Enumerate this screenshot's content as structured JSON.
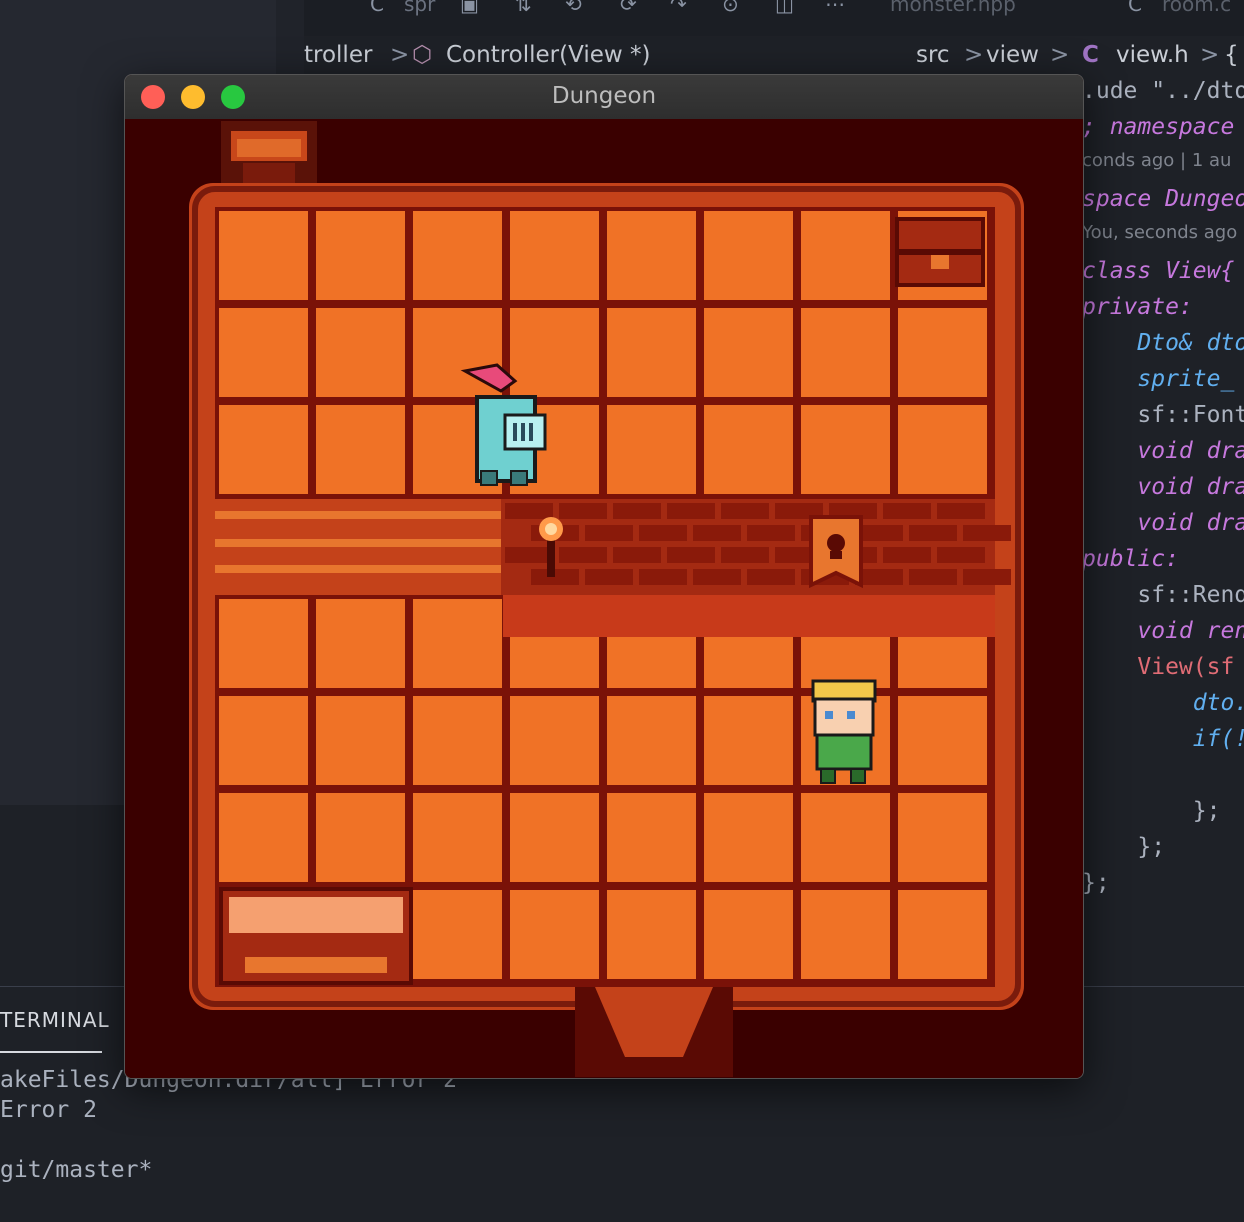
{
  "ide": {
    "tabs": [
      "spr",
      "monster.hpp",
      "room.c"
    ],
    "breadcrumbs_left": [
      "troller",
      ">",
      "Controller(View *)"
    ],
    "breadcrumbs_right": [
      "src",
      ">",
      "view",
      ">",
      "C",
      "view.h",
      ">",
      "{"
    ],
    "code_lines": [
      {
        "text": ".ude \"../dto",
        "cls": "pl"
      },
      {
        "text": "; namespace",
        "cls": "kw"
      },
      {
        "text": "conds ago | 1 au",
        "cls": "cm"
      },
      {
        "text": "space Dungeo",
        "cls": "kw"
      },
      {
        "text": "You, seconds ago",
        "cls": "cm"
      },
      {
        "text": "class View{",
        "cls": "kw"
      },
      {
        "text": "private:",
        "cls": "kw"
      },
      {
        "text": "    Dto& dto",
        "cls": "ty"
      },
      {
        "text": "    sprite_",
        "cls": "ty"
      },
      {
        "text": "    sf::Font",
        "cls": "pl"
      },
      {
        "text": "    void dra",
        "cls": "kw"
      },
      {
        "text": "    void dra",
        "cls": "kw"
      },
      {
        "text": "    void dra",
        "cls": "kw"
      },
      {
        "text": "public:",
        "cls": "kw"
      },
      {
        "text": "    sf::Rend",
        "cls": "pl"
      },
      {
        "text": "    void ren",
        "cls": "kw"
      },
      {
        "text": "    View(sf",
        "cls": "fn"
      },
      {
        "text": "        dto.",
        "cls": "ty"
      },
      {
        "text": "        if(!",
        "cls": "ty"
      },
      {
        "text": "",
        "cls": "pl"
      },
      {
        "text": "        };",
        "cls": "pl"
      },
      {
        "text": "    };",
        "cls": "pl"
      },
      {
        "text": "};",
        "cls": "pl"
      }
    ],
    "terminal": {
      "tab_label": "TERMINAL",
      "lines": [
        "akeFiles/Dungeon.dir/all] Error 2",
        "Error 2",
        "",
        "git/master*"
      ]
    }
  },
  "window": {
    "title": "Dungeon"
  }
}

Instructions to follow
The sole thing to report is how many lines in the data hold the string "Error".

Task answer
2